MODERNCIRCUS1C.MAP Some geometry. A similar shape was used for the Last Pissed Time central window.
RTW5B.MAP A translucent water example. This one can't show underwater sprites from the surface.
RTW6E.MAP A translucent water example, first seen by me in some tricky tutorial by Devastator. Above-water area isn't accessible there.
RTW5F.MAP One more translucent water example, capable of showing both underwater and surface sprites. This style was utilized in the Last Pissed Time pool.
0xBAD0.MAP A complex sprite ring with a manual shadow.
HEXMAT.MAP A heavily decorated ceiling created using boolean operations.
HEXWIN.MAP A space greenhouse, quite atmospheric. This one can be a stub for a DM map. This map has a bug when played in latest EDuke32 versions: the player doesn't teleport from the starting sector. Apparently, this is caused by vertical (not facing) orientations of the teleporter effectors.
TOWERG.MAP A tower with manual shadows. The shading itself is mostly automatic, handled by a light emitter sprite (hidden one on the ground).
RELIEF2.MAP Introduced in LEBuild 1.0.2 release. Some more 3D textures. =)


Extracting a newer version over a previous one (into the same directory) may cause incompatibility of data files. The distributives do not contain the "lebuild.cfg" file, having "default.cfg" instead. You may need to delete the configuration file already placed in the "LEBuildD" directory.

Some antivirus programs may report LEBuild.exe as containing malware (a dropper) even if it doesn't.

Despite LEBuild's wall limit of 32768, EDuke32 can't domain maps containing more than 16384 walls due to Build engine limitations. So, if you create a map exceeding 16384 wall limit, it will run neither in EDuke32 nor another Duke port.

LEBuild may crash during the initialization if supplementary data files (NAMES.H and others) have non-standard content (such as "#define" sections separated by multiple spaces).

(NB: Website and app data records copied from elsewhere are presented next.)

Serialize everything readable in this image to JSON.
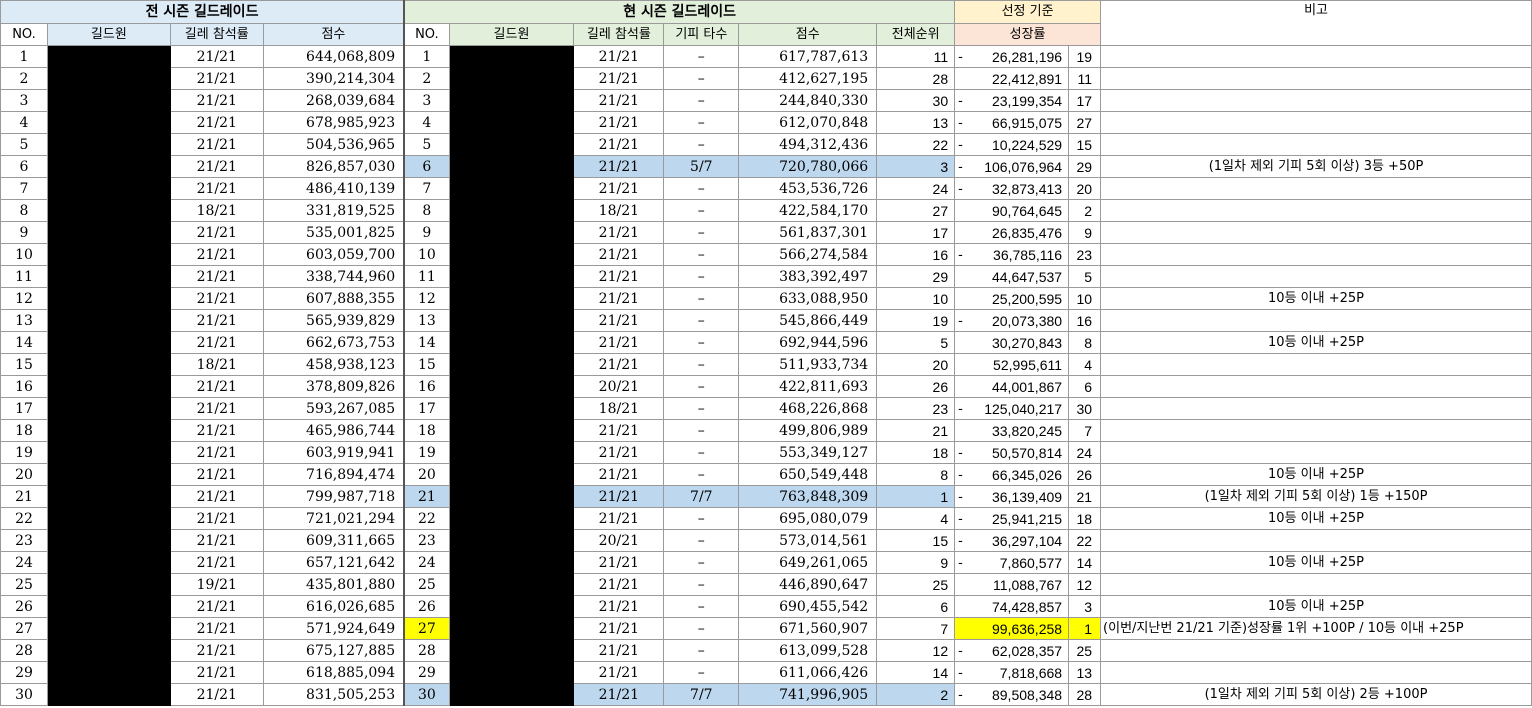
{
  "headers": {
    "prev_season": "전 시즌 길드레이드",
    "curr_season": "현 시즌 길드레이드",
    "selection": "선정 기준",
    "remarks": "비고",
    "no": "NO.",
    "member": "길드원",
    "attendance": "길레 참석률",
    "score": "점수",
    "boss_hits": "기피 타수",
    "overall_rank": "전체순위",
    "growth": "성장률"
  },
  "rows": [
    {
      "no": "1",
      "prev_att": "21/21",
      "prev_score": "644,068,809",
      "att": "21/21",
      "boss": "–",
      "score": "617,787,613",
      "rank": "11",
      "neg": "-",
      "growth": "26,281,196",
      "grank": "19",
      "note": ""
    },
    {
      "no": "2",
      "prev_att": "21/21",
      "prev_score": "390,214,304",
      "att": "21/21",
      "boss": "–",
      "score": "412,627,195",
      "rank": "28",
      "neg": "",
      "growth": "22,412,891",
      "grank": "11",
      "note": ""
    },
    {
      "no": "3",
      "prev_att": "21/21",
      "prev_score": "268,039,684",
      "att": "21/21",
      "boss": "–",
      "score": "244,840,330",
      "rank": "30",
      "neg": "-",
      "growth": "23,199,354",
      "grank": "17",
      "note": ""
    },
    {
      "no": "4",
      "prev_att": "21/21",
      "prev_score": "678,985,923",
      "att": "21/21",
      "boss": "–",
      "score": "612,070,848",
      "rank": "13",
      "neg": "-",
      "growth": "66,915,075",
      "grank": "27",
      "note": ""
    },
    {
      "no": "5",
      "prev_att": "21/21",
      "prev_score": "504,536,965",
      "att": "21/21",
      "boss": "–",
      "score": "494,312,436",
      "rank": "22",
      "neg": "-",
      "growth": "10,224,529",
      "grank": "15",
      "note": ""
    },
    {
      "no": "6",
      "prev_att": "21/21",
      "prev_score": "826,857,030",
      "att": "21/21",
      "boss": "5/7",
      "score": "720,780,066",
      "rank": "3",
      "neg": "-",
      "growth": "106,076,964",
      "grank": "29",
      "note": "(1일차 제외 기피 5회 이상) 3등 +50P",
      "hl": true
    },
    {
      "no": "7",
      "prev_att": "21/21",
      "prev_score": "486,410,139",
      "att": "21/21",
      "boss": "–",
      "score": "453,536,726",
      "rank": "24",
      "neg": "-",
      "growth": "32,873,413",
      "grank": "20",
      "note": ""
    },
    {
      "no": "8",
      "prev_att": "18/21",
      "prev_score": "331,819,525",
      "att": "18/21",
      "boss": "–",
      "score": "422,584,170",
      "rank": "27",
      "neg": "",
      "growth": "90,764,645",
      "grank": "2",
      "note": ""
    },
    {
      "no": "9",
      "prev_att": "21/21",
      "prev_score": "535,001,825",
      "att": "21/21",
      "boss": "–",
      "score": "561,837,301",
      "rank": "17",
      "neg": "",
      "growth": "26,835,476",
      "grank": "9",
      "note": ""
    },
    {
      "no": "10",
      "prev_att": "21/21",
      "prev_score": "603,059,700",
      "att": "21/21",
      "boss": "–",
      "score": "566,274,584",
      "rank": "16",
      "neg": "-",
      "growth": "36,785,116",
      "grank": "23",
      "note": ""
    },
    {
      "no": "11",
      "prev_att": "21/21",
      "prev_score": "338,744,960",
      "att": "21/21",
      "boss": "–",
      "score": "383,392,497",
      "rank": "29",
      "neg": "",
      "growth": "44,647,537",
      "grank": "5",
      "note": ""
    },
    {
      "no": "12",
      "prev_att": "21/21",
      "prev_score": "607,888,355",
      "att": "21/21",
      "boss": "–",
      "score": "633,088,950",
      "rank": "10",
      "neg": "",
      "growth": "25,200,595",
      "grank": "10",
      "note": "10등 이내 +25P"
    },
    {
      "no": "13",
      "prev_att": "21/21",
      "prev_score": "565,939,829",
      "att": "21/21",
      "boss": "–",
      "score": "545,866,449",
      "rank": "19",
      "neg": "-",
      "growth": "20,073,380",
      "grank": "16",
      "note": ""
    },
    {
      "no": "14",
      "prev_att": "21/21",
      "prev_score": "662,673,753",
      "att": "21/21",
      "boss": "–",
      "score": "692,944,596",
      "rank": "5",
      "neg": "",
      "growth": "30,270,843",
      "grank": "8",
      "note": "10등 이내 +25P"
    },
    {
      "no": "15",
      "prev_att": "18/21",
      "prev_score": "458,938,123",
      "att": "21/21",
      "boss": "–",
      "score": "511,933,734",
      "rank": "20",
      "neg": "",
      "growth": "52,995,611",
      "grank": "4",
      "note": ""
    },
    {
      "no": "16",
      "prev_att": "21/21",
      "prev_score": "378,809,826",
      "att": "20/21",
      "boss": "–",
      "score": "422,811,693",
      "rank": "26",
      "neg": "",
      "growth": "44,001,867",
      "grank": "6",
      "note": ""
    },
    {
      "no": "17",
      "prev_att": "21/21",
      "prev_score": "593,267,085",
      "att": "18/21",
      "boss": "–",
      "score": "468,226,868",
      "rank": "23",
      "neg": "-",
      "growth": "125,040,217",
      "grank": "30",
      "note": ""
    },
    {
      "no": "18",
      "prev_att": "21/21",
      "prev_score": "465,986,744",
      "att": "21/21",
      "boss": "–",
      "score": "499,806,989",
      "rank": "21",
      "neg": "",
      "growth": "33,820,245",
      "grank": "7",
      "note": ""
    },
    {
      "no": "19",
      "prev_att": "21/21",
      "prev_score": "603,919,941",
      "att": "21/21",
      "boss": "–",
      "score": "553,349,127",
      "rank": "18",
      "neg": "-",
      "growth": "50,570,814",
      "grank": "24",
      "note": ""
    },
    {
      "no": "20",
      "prev_att": "21/21",
      "prev_score": "716,894,474",
      "att": "21/21",
      "boss": "–",
      "score": "650,549,448",
      "rank": "8",
      "neg": "-",
      "growth": "66,345,026",
      "grank": "26",
      "note": "10등 이내 +25P"
    },
    {
      "no": "21",
      "prev_att": "21/21",
      "prev_score": "799,987,718",
      "att": "21/21",
      "boss": "7/7",
      "score": "763,848,309",
      "rank": "1",
      "neg": "-",
      "growth": "36,139,409",
      "grank": "21",
      "note": "(1일차 제외 기피 5회 이상) 1등 +150P",
      "hl": true
    },
    {
      "no": "22",
      "prev_att": "21/21",
      "prev_score": "721,021,294",
      "att": "21/21",
      "boss": "–",
      "score": "695,080,079",
      "rank": "4",
      "neg": "-",
      "growth": "25,941,215",
      "grank": "18",
      "note": "10등 이내 +25P"
    },
    {
      "no": "23",
      "prev_att": "21/21",
      "prev_score": "609,311,665",
      "att": "20/21",
      "boss": "–",
      "score": "573,014,561",
      "rank": "15",
      "neg": "-",
      "growth": "36,297,104",
      "grank": "22",
      "note": ""
    },
    {
      "no": "24",
      "prev_att": "21/21",
      "prev_score": "657,121,642",
      "att": "21/21",
      "boss": "–",
      "score": "649,261,065",
      "rank": "9",
      "neg": "-",
      "growth": "7,860,577",
      "grank": "14",
      "note": "10등 이내 +25P"
    },
    {
      "no": "25",
      "prev_att": "19/21",
      "prev_score": "435,801,880",
      "att": "21/21",
      "boss": "–",
      "score": "446,890,647",
      "rank": "25",
      "neg": "",
      "growth": "11,088,767",
      "grank": "12",
      "note": ""
    },
    {
      "no": "26",
      "prev_att": "21/21",
      "prev_score": "616,026,685",
      "att": "21/21",
      "boss": "–",
      "score": "690,455,542",
      "rank": "6",
      "neg": "",
      "growth": "74,428,857",
      "grank": "3",
      "note": "10등 이내 +25P"
    },
    {
      "no": "27",
      "prev_att": "21/21",
      "prev_score": "571,924,649",
      "att": "21/21",
      "boss": "–",
      "score": "671,560,907",
      "rank": "7",
      "neg": "",
      "growth": "99,636,258",
      "grank": "1",
      "note": "(이번/지난번 21/21 기준)성장률 1위 +100P / 10등 이내 +25P",
      "yellow": true
    },
    {
      "no": "28",
      "prev_att": "21/21",
      "prev_score": "675,127,885",
      "att": "21/21",
      "boss": "–",
      "score": "613,099,528",
      "rank": "12",
      "neg": "-",
      "growth": "62,028,357",
      "grank": "25",
      "note": ""
    },
    {
      "no": "29",
      "prev_att": "21/21",
      "prev_score": "618,885,094",
      "att": "21/21",
      "boss": "–",
      "score": "611,066,426",
      "rank": "14",
      "neg": "-",
      "growth": "7,818,668",
      "grank": "13",
      "note": ""
    },
    {
      "no": "30",
      "prev_att": "21/21",
      "prev_score": "831,505,253",
      "att": "21/21",
      "boss": "7/7",
      "score": "741,996,905",
      "rank": "2",
      "neg": "-",
      "growth": "89,508,348",
      "grank": "28",
      "note": "(1일차 제외 기피 5회 이상) 2등 +100P",
      "hl": true
    }
  ]
}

Keyboard commands may work wrong with some keyboard layouts. LEBuild was tested with English and Russian layouts.

See also